◆ Data for processing ◆
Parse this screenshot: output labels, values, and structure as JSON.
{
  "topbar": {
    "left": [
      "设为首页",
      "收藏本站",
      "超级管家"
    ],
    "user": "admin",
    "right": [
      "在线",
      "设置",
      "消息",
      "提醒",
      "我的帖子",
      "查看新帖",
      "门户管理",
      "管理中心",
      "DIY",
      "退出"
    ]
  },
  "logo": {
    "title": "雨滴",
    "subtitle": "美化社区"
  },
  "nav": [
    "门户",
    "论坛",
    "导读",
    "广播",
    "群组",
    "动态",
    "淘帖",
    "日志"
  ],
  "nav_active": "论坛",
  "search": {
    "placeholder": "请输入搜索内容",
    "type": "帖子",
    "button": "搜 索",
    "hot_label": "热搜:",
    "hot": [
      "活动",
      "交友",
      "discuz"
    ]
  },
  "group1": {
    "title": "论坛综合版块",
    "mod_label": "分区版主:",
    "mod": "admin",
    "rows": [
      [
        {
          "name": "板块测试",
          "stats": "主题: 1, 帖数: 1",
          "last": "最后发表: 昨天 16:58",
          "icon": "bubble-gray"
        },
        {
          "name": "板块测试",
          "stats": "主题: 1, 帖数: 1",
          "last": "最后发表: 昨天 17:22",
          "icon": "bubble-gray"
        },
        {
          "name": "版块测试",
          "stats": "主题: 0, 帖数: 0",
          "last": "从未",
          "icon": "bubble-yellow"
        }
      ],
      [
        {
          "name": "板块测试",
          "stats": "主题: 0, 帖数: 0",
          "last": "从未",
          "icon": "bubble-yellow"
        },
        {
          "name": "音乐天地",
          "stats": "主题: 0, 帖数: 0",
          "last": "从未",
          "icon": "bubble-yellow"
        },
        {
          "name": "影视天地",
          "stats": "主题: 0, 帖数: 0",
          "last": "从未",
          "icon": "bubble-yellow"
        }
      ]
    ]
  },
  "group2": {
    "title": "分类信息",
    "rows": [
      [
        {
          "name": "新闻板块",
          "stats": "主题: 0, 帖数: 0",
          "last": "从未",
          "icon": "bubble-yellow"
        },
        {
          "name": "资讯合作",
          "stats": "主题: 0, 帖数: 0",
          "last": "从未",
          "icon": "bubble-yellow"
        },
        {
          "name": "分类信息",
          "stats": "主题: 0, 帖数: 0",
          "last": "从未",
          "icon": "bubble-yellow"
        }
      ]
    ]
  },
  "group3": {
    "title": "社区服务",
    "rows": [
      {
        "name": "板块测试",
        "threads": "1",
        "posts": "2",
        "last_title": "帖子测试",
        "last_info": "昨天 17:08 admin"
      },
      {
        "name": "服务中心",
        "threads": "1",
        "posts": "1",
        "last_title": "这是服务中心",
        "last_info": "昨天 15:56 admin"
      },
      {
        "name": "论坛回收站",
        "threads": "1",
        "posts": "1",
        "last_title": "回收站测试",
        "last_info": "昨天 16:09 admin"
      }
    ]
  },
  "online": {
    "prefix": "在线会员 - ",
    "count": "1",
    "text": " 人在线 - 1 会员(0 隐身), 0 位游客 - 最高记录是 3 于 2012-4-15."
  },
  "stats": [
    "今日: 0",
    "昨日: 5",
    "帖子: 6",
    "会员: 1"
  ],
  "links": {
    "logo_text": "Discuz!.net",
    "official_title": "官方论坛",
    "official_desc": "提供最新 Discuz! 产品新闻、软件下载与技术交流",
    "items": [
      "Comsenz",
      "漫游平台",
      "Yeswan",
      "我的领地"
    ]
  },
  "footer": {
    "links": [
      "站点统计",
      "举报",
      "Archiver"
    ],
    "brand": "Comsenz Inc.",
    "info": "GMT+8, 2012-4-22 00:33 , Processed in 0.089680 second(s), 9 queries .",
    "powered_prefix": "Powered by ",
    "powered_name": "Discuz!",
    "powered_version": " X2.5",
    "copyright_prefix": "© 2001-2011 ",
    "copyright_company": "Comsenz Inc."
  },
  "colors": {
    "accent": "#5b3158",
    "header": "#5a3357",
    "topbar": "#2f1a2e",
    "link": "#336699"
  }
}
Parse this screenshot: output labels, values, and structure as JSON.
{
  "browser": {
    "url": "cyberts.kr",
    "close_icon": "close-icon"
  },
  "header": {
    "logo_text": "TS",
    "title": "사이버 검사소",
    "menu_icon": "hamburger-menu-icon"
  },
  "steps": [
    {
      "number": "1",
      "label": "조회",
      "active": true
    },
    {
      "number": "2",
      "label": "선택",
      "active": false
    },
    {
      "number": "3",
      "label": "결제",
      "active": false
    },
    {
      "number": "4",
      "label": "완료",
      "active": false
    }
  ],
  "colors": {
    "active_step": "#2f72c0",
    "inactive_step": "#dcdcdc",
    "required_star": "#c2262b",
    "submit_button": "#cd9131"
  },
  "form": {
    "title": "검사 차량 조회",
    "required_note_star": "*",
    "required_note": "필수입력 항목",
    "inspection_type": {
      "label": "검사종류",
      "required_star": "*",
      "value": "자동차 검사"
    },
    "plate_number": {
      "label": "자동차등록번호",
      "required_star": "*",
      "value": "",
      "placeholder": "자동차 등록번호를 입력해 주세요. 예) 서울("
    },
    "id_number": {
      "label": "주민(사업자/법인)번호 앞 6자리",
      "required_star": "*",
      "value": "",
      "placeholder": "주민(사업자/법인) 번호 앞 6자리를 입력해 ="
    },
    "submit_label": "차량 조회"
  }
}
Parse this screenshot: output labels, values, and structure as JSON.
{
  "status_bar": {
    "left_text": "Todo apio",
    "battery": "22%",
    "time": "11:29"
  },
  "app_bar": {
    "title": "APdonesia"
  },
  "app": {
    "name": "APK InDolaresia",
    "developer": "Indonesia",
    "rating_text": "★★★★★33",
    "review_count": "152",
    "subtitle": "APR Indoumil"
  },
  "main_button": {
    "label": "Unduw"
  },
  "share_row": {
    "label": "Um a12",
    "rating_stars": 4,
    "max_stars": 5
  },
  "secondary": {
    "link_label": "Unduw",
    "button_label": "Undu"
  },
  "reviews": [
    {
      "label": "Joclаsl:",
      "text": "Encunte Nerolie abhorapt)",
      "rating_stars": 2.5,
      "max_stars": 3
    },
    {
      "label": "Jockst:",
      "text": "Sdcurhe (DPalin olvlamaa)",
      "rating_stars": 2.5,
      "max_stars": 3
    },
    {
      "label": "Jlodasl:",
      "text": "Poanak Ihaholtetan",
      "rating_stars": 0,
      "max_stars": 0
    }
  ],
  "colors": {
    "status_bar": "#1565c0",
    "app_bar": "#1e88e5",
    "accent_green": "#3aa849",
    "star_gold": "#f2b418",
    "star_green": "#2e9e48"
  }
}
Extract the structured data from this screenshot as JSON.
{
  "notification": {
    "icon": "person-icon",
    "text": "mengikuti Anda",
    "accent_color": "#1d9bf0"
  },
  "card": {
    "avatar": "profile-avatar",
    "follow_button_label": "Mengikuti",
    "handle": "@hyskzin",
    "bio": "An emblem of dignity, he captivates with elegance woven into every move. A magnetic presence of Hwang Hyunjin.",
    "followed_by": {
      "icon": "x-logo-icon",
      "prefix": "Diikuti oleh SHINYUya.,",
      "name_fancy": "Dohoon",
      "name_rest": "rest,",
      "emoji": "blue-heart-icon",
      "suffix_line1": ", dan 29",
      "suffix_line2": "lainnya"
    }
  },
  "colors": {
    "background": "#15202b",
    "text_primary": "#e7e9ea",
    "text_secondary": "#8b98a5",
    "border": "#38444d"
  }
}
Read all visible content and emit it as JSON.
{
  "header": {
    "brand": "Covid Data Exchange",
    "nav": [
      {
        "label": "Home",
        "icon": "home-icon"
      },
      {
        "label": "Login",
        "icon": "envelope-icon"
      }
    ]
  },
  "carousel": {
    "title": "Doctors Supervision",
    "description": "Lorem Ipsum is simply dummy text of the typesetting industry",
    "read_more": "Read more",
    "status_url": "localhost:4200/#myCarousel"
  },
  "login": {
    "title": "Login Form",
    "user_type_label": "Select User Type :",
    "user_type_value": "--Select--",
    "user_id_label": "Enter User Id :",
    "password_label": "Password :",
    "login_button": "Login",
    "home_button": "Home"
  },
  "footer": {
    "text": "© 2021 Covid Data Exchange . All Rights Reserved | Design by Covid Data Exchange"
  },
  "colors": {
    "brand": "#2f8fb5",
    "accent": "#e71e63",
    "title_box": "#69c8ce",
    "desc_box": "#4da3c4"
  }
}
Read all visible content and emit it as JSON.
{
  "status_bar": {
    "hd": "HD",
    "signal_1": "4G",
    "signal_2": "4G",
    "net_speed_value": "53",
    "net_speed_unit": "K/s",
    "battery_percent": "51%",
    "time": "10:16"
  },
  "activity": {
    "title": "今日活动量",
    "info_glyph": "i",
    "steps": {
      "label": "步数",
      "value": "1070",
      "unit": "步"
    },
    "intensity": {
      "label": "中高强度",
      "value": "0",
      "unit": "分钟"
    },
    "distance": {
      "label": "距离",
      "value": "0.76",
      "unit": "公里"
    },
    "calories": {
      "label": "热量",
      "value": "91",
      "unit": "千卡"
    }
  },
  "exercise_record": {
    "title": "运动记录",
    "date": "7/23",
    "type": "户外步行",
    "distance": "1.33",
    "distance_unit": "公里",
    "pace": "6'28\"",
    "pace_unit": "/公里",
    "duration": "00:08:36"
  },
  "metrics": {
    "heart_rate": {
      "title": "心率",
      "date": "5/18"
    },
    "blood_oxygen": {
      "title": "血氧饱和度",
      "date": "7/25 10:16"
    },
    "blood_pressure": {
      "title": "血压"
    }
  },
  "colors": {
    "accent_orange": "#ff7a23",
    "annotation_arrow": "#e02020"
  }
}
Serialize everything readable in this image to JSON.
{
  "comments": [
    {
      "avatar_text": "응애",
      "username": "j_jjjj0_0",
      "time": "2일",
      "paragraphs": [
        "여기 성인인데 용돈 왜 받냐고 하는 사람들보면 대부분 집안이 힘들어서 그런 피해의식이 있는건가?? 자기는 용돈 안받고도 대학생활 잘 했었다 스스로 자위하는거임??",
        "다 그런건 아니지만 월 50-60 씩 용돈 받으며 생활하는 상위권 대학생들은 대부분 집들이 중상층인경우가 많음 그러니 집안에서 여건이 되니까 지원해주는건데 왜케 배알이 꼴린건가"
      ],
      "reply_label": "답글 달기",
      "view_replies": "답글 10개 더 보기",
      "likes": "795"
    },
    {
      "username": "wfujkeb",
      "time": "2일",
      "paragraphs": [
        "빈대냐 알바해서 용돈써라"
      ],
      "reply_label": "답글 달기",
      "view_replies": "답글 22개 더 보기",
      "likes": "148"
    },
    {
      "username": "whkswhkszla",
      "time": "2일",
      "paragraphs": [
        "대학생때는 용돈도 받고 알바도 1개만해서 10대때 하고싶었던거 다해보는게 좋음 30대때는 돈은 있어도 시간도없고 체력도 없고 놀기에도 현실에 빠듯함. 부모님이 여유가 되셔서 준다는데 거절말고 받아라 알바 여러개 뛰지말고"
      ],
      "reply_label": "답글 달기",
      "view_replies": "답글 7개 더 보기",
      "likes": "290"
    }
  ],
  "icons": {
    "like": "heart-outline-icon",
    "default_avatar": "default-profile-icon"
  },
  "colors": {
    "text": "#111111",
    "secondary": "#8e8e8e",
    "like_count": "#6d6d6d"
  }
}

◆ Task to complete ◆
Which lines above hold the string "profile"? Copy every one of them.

◆ Output for this exercise ◆
    "avatar": "profile-avatar",
    "default_avatar": "default-profile-icon"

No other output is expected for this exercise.